Saved entries
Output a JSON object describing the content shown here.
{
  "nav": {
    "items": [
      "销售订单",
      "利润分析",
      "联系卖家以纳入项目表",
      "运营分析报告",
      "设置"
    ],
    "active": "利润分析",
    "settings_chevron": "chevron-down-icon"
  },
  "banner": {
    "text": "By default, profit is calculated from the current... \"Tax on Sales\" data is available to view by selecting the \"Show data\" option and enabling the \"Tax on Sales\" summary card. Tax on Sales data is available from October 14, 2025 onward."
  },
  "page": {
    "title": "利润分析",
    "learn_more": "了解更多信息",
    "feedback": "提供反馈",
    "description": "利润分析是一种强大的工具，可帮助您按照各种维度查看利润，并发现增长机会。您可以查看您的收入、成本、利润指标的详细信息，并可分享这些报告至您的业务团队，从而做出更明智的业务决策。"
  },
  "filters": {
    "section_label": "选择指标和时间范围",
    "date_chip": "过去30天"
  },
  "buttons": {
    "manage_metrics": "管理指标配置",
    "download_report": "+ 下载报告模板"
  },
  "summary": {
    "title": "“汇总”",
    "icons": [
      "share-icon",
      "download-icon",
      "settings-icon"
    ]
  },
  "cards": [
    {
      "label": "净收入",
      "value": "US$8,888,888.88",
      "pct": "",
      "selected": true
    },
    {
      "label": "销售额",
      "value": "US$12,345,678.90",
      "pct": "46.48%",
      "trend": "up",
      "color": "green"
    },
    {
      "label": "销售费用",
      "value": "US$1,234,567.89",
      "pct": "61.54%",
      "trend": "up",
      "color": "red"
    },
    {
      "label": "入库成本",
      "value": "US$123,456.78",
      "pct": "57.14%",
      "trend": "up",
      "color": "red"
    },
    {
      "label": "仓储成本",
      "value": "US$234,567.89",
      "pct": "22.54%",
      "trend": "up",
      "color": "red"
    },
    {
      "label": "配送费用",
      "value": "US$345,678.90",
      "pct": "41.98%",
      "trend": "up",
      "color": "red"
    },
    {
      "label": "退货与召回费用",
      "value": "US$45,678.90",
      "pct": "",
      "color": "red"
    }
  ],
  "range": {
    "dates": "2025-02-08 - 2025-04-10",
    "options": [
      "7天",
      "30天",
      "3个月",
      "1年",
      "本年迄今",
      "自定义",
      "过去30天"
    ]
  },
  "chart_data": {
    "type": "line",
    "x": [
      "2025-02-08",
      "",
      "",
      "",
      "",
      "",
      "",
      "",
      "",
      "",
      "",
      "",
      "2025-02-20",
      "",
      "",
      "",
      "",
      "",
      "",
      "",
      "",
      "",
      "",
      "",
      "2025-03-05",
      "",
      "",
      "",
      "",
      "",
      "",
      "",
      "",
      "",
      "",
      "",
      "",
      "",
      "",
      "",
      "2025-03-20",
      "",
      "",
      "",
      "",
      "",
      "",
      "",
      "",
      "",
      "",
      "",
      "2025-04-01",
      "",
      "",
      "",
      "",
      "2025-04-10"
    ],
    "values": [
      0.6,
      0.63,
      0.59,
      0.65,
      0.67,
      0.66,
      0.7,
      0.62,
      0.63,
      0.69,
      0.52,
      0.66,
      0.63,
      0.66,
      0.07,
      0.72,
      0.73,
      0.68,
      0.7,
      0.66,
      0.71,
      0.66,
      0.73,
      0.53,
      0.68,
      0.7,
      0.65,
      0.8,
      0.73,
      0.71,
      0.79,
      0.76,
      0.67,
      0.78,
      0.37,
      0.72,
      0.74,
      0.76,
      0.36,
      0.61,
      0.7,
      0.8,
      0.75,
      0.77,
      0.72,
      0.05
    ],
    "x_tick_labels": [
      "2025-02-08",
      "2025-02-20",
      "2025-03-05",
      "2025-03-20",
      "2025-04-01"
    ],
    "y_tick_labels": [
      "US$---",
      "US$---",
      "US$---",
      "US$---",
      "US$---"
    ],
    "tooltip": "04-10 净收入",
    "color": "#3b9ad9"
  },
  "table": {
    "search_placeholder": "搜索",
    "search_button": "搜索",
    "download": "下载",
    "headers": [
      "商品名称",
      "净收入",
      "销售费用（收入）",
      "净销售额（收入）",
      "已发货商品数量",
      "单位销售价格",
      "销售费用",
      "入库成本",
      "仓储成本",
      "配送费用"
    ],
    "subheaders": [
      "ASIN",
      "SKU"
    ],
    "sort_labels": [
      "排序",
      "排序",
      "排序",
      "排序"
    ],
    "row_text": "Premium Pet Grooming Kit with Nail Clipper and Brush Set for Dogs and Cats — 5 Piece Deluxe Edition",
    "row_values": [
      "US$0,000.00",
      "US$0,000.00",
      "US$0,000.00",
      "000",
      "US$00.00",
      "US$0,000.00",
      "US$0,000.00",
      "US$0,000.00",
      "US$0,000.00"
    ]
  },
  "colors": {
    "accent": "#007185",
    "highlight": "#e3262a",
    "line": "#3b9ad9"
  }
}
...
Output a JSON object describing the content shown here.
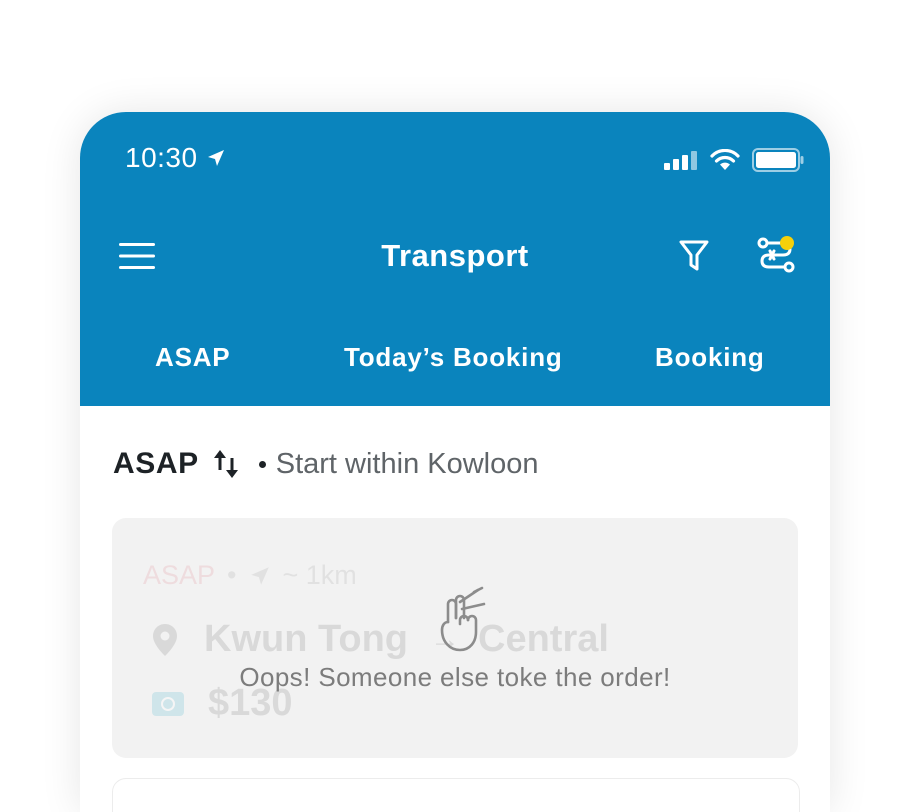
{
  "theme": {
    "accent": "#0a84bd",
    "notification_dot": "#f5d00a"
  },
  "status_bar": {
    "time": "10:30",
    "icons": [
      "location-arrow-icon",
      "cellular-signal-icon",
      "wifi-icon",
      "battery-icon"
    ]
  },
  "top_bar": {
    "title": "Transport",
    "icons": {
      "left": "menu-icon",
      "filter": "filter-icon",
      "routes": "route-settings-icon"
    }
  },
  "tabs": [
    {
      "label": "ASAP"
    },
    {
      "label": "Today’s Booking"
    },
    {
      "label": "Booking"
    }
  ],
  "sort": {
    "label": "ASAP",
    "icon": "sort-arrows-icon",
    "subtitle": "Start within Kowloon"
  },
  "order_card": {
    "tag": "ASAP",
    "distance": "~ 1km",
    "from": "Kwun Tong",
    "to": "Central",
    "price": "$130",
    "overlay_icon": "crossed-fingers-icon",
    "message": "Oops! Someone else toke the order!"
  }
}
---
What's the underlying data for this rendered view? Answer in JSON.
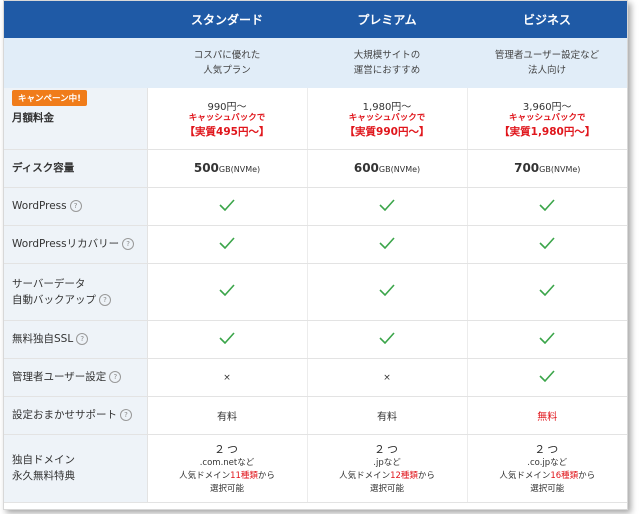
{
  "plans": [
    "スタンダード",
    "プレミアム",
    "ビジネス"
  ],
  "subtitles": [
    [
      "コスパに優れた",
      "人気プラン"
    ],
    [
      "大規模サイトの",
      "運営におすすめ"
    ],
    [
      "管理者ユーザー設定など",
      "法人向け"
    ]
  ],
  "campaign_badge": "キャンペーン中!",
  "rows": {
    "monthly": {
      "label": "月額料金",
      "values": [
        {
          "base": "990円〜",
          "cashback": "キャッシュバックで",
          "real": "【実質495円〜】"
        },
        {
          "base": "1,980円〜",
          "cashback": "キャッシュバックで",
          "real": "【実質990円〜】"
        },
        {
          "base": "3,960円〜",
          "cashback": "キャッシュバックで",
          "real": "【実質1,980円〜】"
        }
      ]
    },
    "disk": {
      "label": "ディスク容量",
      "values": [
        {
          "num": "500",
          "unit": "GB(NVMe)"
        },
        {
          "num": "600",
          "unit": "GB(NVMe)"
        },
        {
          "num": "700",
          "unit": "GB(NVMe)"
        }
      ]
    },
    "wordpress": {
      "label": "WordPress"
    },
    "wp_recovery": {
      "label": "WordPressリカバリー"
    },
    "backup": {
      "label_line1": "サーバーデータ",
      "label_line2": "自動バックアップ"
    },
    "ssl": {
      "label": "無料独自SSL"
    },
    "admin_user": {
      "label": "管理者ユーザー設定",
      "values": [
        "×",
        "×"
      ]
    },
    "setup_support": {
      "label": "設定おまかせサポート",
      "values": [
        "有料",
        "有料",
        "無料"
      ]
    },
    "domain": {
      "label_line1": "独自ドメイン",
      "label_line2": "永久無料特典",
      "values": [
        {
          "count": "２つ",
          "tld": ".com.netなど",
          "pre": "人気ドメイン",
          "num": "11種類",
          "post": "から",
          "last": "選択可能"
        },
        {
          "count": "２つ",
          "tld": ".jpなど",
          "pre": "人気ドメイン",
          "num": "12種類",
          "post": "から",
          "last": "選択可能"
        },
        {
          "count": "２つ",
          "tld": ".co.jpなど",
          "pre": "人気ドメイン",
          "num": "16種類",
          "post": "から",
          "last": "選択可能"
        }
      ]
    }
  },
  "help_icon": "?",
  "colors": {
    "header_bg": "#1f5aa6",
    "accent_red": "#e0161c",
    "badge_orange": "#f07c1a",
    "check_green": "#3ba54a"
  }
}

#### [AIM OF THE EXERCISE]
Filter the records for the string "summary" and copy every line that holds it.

#### [RESULT OF THIS EXERCISE]
    "text": "By default, profit is calculated from the current... \"Tax on Sales\" data is available to view by selecting the \"Show data\" option and enabling the \"Tax on Sales\" summary card. Tax on Sales data is available from October 14, 2025 onward."
  "summary": {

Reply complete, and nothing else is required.